I’m not totally sure of the answer to this, and have heard competing logic around the problem. Telling the difference between a square (covid) and a triangle (no covid) is fairly straight forward, but what happens when its close to a square (a different lung infection). Depending where your threshold of positive identification sits it will have to pick to either be a square or a triangle (because they are the only two options it can pick from).

This is just something to think about for real world applications, whether this is what you’re actively pursuing or not is a different story, but it’s still worth thinking about as a theoretical dilemma for your model.

This also leads into the issue around null detections as well, and how to build them into your dataset. Another blog article by Roboflow on that is here, its worth a read if it’s not directly related to your model.

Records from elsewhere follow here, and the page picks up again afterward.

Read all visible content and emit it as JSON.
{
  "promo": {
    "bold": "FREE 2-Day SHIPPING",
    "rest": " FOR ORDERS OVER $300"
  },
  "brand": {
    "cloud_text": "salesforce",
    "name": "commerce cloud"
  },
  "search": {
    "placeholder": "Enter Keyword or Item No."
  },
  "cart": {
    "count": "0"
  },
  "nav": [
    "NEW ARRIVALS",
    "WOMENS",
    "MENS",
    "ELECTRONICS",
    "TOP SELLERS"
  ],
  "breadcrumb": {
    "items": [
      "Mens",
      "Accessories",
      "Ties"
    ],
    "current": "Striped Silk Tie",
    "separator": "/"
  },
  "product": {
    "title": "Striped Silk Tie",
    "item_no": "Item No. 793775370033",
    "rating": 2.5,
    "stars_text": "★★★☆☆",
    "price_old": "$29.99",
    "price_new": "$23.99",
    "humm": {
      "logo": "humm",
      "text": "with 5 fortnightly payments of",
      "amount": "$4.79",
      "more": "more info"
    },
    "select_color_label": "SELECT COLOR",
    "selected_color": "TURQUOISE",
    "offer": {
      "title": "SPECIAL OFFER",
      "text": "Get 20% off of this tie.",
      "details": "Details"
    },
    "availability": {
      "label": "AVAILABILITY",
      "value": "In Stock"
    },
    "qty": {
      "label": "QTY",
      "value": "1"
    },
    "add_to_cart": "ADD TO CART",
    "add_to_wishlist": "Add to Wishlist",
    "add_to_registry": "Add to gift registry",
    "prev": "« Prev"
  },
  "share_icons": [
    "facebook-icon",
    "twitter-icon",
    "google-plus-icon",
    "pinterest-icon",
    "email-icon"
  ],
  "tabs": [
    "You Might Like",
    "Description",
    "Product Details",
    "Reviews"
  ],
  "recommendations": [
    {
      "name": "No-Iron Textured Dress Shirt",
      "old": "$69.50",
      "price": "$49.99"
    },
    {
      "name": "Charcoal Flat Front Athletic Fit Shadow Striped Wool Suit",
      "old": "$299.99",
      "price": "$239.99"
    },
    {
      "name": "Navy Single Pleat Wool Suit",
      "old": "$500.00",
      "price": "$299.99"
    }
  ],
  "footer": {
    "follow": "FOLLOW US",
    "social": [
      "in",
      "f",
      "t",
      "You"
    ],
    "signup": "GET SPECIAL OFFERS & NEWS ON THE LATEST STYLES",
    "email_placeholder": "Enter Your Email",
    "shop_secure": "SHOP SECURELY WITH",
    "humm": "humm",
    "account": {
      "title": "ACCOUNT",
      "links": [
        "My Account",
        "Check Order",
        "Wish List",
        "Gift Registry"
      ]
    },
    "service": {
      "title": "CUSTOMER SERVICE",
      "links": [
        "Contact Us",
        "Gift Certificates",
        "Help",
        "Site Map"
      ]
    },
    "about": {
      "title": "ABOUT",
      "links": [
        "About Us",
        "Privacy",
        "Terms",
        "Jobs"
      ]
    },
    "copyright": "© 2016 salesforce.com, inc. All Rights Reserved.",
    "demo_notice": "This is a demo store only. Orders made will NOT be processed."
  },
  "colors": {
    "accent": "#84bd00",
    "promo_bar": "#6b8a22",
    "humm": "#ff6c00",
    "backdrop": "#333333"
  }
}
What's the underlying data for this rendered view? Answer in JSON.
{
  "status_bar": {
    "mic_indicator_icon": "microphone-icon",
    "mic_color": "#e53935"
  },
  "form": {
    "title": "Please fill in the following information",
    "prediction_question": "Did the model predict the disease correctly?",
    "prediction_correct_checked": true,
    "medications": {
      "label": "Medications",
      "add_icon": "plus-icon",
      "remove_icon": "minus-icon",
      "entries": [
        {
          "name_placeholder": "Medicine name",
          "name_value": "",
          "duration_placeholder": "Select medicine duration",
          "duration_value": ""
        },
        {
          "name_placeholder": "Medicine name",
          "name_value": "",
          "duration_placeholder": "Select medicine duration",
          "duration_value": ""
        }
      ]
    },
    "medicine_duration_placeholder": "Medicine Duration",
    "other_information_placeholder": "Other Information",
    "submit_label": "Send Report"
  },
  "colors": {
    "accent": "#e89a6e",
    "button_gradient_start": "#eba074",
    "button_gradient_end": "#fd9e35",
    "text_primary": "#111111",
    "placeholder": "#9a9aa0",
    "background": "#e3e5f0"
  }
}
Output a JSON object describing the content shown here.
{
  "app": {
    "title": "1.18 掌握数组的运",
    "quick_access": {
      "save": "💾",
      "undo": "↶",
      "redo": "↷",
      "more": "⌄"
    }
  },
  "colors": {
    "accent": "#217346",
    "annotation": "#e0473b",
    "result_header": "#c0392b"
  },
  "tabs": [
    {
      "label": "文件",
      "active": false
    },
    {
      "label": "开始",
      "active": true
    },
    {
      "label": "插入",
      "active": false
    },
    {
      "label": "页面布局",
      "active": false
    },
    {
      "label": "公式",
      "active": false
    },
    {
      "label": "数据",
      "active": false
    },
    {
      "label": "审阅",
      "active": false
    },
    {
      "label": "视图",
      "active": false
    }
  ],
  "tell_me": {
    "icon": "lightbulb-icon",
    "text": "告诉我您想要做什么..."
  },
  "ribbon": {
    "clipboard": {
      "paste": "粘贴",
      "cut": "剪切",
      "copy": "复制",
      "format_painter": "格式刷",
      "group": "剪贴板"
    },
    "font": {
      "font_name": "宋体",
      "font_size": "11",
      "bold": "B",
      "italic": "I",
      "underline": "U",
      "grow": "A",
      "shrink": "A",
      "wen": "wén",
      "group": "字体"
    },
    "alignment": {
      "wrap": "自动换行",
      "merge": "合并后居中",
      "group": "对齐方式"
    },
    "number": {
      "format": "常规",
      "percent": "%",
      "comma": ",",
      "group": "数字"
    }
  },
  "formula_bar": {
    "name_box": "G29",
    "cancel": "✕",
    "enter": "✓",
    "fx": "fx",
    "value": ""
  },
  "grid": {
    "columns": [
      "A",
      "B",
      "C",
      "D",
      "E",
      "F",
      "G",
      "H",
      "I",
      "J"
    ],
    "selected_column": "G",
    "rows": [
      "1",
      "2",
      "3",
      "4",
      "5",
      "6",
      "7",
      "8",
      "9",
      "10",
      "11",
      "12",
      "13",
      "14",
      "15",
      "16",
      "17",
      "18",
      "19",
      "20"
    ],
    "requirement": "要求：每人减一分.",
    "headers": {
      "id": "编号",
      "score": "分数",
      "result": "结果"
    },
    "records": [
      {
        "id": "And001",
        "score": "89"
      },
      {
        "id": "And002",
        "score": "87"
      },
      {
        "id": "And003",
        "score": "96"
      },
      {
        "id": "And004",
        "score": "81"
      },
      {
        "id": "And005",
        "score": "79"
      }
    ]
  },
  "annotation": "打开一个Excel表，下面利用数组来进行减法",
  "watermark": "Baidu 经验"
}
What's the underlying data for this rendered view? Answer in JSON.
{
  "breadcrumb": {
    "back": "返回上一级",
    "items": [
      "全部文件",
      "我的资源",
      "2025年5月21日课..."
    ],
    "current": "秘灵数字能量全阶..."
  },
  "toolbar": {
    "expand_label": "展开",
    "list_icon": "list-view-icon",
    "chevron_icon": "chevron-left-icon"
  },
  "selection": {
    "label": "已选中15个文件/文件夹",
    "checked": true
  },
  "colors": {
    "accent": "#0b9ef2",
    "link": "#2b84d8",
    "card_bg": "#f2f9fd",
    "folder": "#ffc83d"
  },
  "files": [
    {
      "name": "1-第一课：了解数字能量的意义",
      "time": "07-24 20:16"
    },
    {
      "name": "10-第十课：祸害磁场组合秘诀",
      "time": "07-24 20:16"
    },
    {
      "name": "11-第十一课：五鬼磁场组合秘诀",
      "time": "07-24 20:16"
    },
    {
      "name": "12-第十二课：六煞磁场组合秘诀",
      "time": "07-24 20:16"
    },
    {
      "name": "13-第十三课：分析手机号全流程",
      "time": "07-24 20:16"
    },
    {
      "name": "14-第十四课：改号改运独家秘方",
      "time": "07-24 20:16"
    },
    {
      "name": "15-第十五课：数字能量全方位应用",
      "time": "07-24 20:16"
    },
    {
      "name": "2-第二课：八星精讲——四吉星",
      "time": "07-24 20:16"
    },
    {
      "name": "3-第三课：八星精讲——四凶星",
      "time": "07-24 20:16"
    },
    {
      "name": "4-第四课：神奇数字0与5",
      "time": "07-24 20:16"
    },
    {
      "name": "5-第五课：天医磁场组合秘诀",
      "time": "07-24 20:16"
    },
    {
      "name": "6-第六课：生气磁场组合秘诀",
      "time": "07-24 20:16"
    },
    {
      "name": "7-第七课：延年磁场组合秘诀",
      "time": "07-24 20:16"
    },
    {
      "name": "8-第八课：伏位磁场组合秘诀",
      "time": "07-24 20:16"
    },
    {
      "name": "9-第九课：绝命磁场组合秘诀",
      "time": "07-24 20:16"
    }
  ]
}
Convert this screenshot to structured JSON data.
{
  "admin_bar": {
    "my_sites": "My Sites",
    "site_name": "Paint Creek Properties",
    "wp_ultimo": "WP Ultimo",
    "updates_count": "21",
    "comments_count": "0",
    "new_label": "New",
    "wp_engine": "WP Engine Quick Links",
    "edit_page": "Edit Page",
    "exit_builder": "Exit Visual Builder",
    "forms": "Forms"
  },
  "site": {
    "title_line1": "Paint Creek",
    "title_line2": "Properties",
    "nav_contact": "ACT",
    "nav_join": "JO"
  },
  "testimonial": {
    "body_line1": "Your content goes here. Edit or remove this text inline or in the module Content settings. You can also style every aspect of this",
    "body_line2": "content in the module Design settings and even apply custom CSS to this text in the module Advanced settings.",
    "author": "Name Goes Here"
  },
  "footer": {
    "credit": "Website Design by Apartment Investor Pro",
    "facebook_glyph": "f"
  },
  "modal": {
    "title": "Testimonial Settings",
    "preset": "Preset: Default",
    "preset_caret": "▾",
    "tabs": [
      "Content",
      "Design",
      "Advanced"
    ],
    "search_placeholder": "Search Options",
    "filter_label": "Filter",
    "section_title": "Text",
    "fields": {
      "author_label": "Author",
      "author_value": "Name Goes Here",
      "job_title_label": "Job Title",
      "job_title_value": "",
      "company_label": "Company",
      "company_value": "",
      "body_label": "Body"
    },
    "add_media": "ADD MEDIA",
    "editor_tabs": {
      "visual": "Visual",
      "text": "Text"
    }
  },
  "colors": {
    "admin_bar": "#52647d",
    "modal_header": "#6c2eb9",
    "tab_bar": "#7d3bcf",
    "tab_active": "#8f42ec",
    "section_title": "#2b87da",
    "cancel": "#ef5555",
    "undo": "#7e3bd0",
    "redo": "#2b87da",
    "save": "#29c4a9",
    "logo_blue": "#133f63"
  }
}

Some of this stuff may have nothing to do with your model, but its probably worth keeping it in mind when looking at your data and trying to understand how your model gets to where its going (if that makes sense).

okay and after training should I test my model on all my testing images which are 624 chest x-ray images? Also should I find a way to find accuracy of my model? because tensorflow object detection APi models do not show the accuracy they just show mAP.

And also is it okay if my model is detecting covid-19 correctly with 80% score or 89% or 70%??

And for chest x-ray is upside down augmentation is valid?? Just like you showed example for dog. X-ray inages could b upside down right?? Or sideways

Testing your model on as many images as possible is probably a good idea, once you’ve done this inference its good practise to inspect the test data that was incorrectly or not detected and try to analyse why your model struggled to detect these images.

This then gives you a guide of how to fine-tune your model for better performance in the future, but also to make a choice about whether this model can be used in any sort of production setting successfully and safely.

In regard to what a good score is (70%, 80% etc) this comes down to your own personal judgement and the purpose of the model and its application. Is this a pre-screening test that will then be inspected with human intervention etc. I can’t really make a judgement call on that.

I’m not very familiar with what your chest x rays looks like but if the bounding square for detection is purely focused on an abnormality and doesn’t have any orientation specific objects (ie bones etc) upside down seems like a valid augmentation. If the bounding box includes things that are orientation specific, (rib cages etc.) it may be counter productive.

Can you please help me . I wanted to know that when I evaluate my model result on TensorBoard, it just shows me a dot on the graph. It should show me a line graph on the tensorboard

Annie can you help by guiding me how to calculate maP or maR score on tensorboard I’m getting :slight_smile: INFO:tensorflow:{‘Loss/BoxClassifierLoss/classification_loss’: 0.016595816,
‘Loss/BoxClassifierLoss/localization_loss’: 0.0,
‘Loss/BoxClassifierLoss/mask_loss’: 0.0,
‘Loss/RPNLoss/localization_loss’: 0.094546035,
‘Loss/RPNLoss/objectness_loss’: 0.02081413,
‘Loss/regularization_loss’: 0.0,
‘Loss/total_loss’: 0.13195598,
‘learning_rate’: 0.0016000001}
output instead of maP

Use this code, it will give mAP and mAR

!python DetectionApi/models/research/object_detection/model_main_tf2.py --model_dir=DetectionApi/workspace/models/second-ssd-fpnlite-640 --pipeline_config_path=DetectionApi/workspace/models/second-ssd-fpnlite-640/pipeline.config --checkpoint_dir=/content/drive/MyDrive/DetectionApi/workspace/models/second-ssd-fpnlite-640/